• [DATA TO PROCESS]

· · · ·

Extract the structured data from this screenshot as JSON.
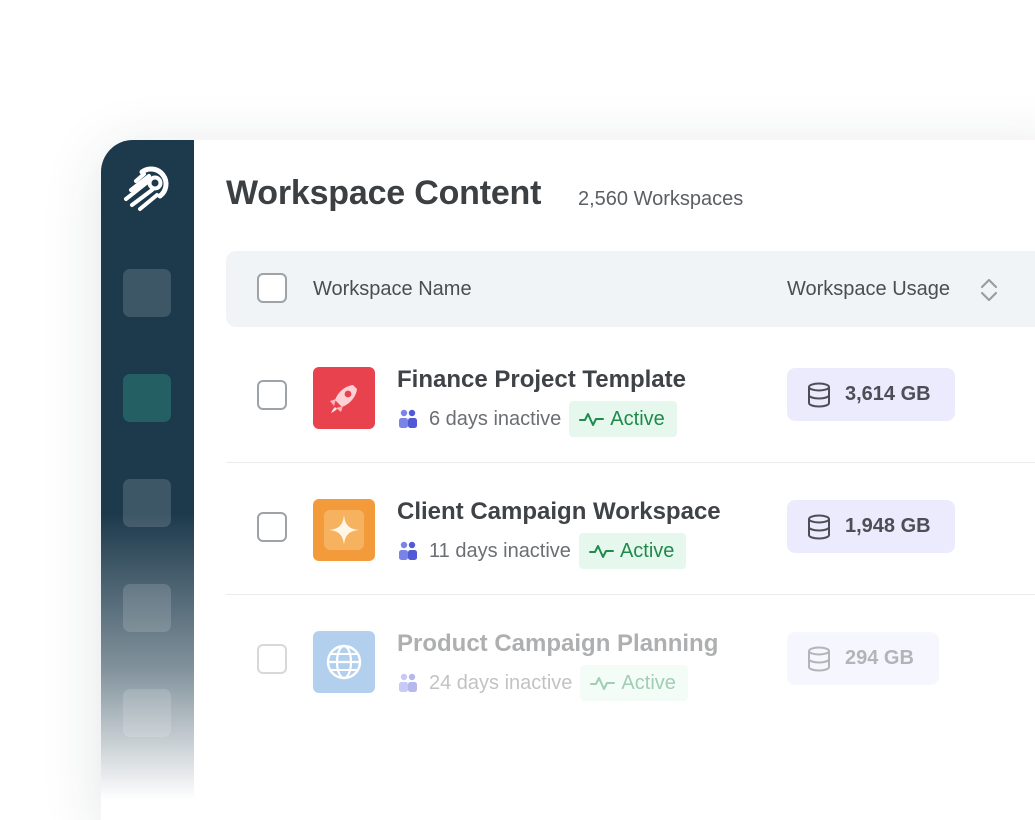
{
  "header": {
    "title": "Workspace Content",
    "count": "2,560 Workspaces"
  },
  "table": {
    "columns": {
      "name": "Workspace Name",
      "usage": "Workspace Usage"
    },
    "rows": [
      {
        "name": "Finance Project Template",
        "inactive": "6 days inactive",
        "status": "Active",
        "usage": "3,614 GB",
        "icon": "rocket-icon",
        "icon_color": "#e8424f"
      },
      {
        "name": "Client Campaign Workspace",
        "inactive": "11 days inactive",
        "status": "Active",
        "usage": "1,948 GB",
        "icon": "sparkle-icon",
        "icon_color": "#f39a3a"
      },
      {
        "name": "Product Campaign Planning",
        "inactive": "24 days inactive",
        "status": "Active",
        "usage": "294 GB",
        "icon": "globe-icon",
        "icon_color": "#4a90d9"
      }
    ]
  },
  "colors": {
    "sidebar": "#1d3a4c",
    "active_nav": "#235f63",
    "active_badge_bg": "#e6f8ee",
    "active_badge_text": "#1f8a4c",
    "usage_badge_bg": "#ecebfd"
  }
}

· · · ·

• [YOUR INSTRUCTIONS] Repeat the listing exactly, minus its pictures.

• [WRITTEN SOLUTION]
Extract the structured data from this screenshot as JSON.
{
  "header": {
    "title": "Workspace Content",
    "count": "2,560 Workspaces"
  },
  "table": {
    "columns": {
      "name": "Workspace Name",
      "usage": "Workspace Usage"
    },
    "rows": [
      {
        "name": "Finance Project Template",
        "inactive": "6 days inactive",
        "status": "Active",
        "usage": "3,614 GB",
        "icon": "rocket-icon",
        "icon_color": "#e8424f"
      },
      {
        "name": "Client Campaign Workspace",
        "inactive": "11 days inactive",
        "status": "Active",
        "usage": "1,948 GB",
        "icon": "sparkle-icon",
        "icon_color": "#f39a3a"
      },
      {
        "name": "Product Campaign Planning",
        "inactive": "24 days inactive",
        "status": "Active",
        "usage": "294 GB",
        "icon": "globe-icon",
        "icon_color": "#4a90d9"
      }
    ]
  },
  "colors": {
    "sidebar": "#1d3a4c",
    "active_nav": "#235f63",
    "active_badge_bg": "#e6f8ee",
    "active_badge_text": "#1f8a4c",
    "usage_badge_bg": "#ecebfd"
  }
}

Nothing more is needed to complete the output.